Skip to content
#Open journalism No news is bad news

Your contributions will help us continue to deliver the stories that are important to you

Support The Journal

Mark Zuckerberg and Bono want to bring the internet to refugee camps

“A ‘like’ or a post won’t stop a tank or a bullet, but when people are connected, we have the chance to build a common global community.”
Sep 27th 2015, 11:30 PM 17,256 60

FACEBOOK FOUNDER MARK Zuckerberg, U2 frontman Bono and Microsoft billionaire Bill Gates have thrown their weight behind the goal of bringing internet access to everyone in the world by 2020.

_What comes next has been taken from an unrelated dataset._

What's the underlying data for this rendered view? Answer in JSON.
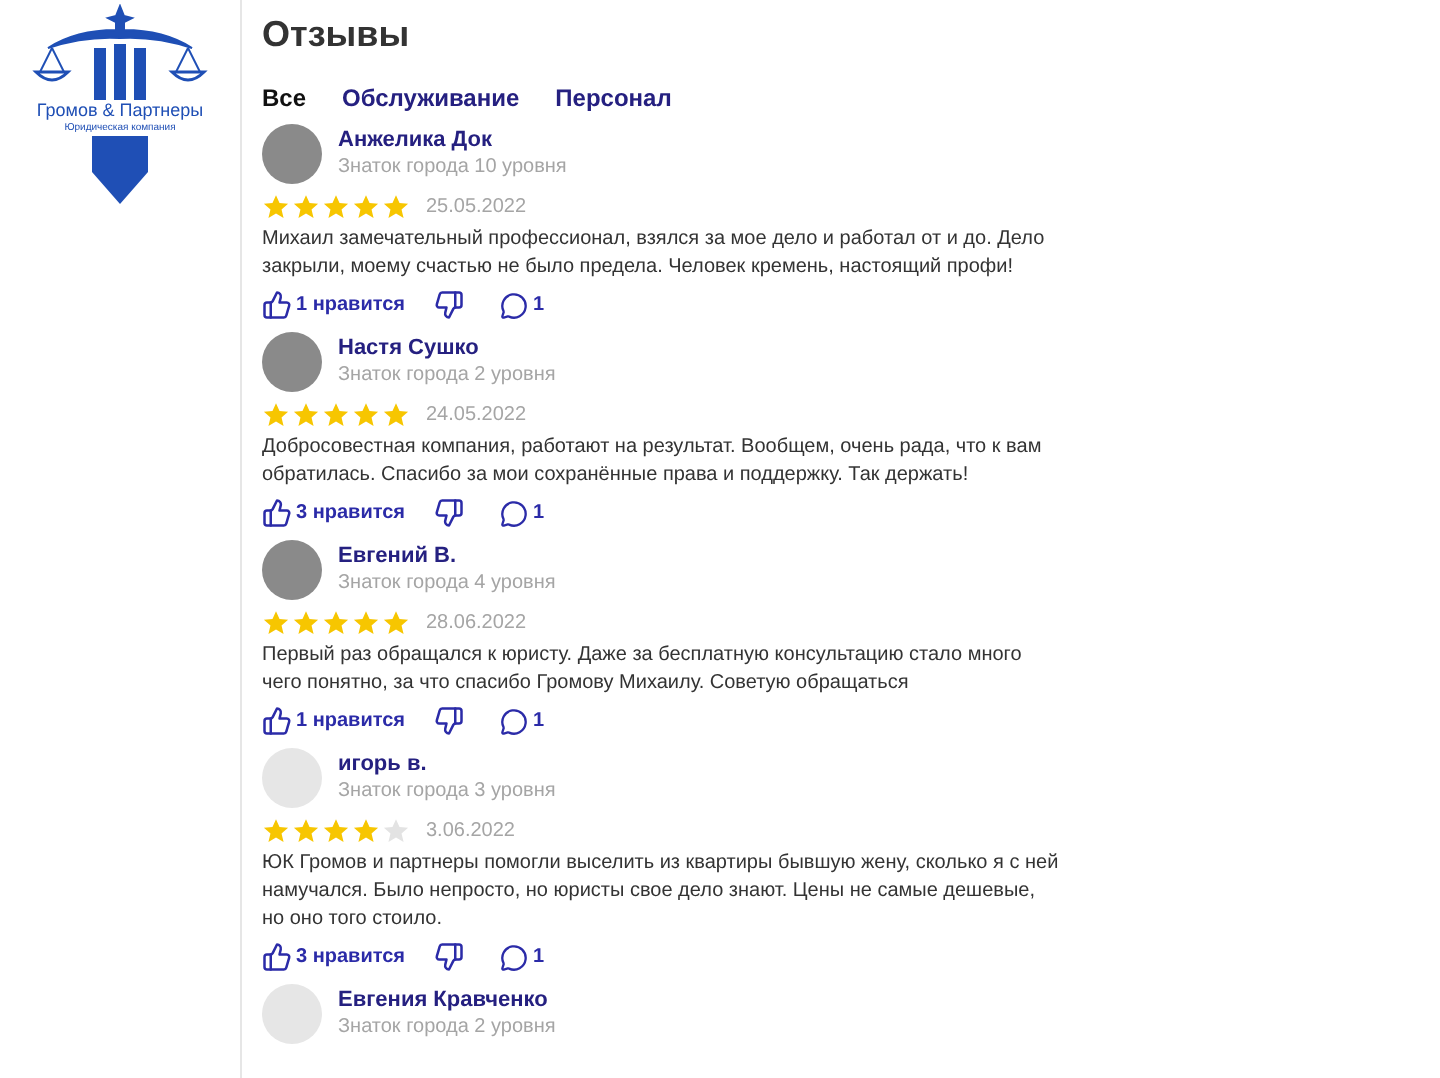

zuck Mark Zuckerberg and his wife Priscilla Chan arrive for a State Dinner reception in honour of Chinese President Xi Jinping in the East Room of the White House in Washington DC. Source: PA

The pledge comes amid a United Nations effort to eradicate extreme poverty by 2030, a goal set on Friday during a special summit at the global body.

The internet became commonplace in developed countries in the 1990s, but UN officials estimate that half the world does not have reliable access — especially women and girls, whose education is vital to development.

Zuckerberg told the UN web access in refugee camps would help people source aid and stay connected to family members.

“When people have access to the tools and knowledge of the internet, they have access to opportunities that make life better for all of us,” a declaration signed by Zuckerberg and Bill and Melinda Gates, who have devoted their wealth to philanthropy, read.

“The internet belongs to everyone. It should be accessible by everyone.”

11999645_10102392564643071_1166325893986135670_o Zuckerberg and Bono Source: Facebook

Zuckerberg, swapping his trademark hoodie for a suit and tie, said that for every 10 people connected to the internet, one is lifted out of poverty.

“The internet is more than just a network of machines; it is the key driver of social and economic progress in our time,” Zuckerberg told a luncheon at the UN headquarters in New York attended by German Chancellor Angela Merkel.


The 31-year-old entrepreneur pointed to the role of the Internet in empowering otherwise voiceless people in places such as Syria, where civil war is producing a refugee exodus.

A ‘like’ or a post won’t stop a tank or a bullet, but when people are connected, we have the chance to build a common global community with a shared understanding — and that’s a powerful force.

He estimated that spreading the internet could also bring affordable education to 600 million children who would otherwise go unschooled.

Other signatories include Jimmy Wales, co-founder of free online encyclopedia Wikipedia, and Bono on behalf of his One anti-poverty campaign.

The U2 frontman and Zuckerberg have written an op-ed in the New York Times about their goal.

Read: People are falling for this new Facebook scam – here’s how to stay safe

Read: France launches air strikes targeting Islamic State

Send a tip to the author



    Back to top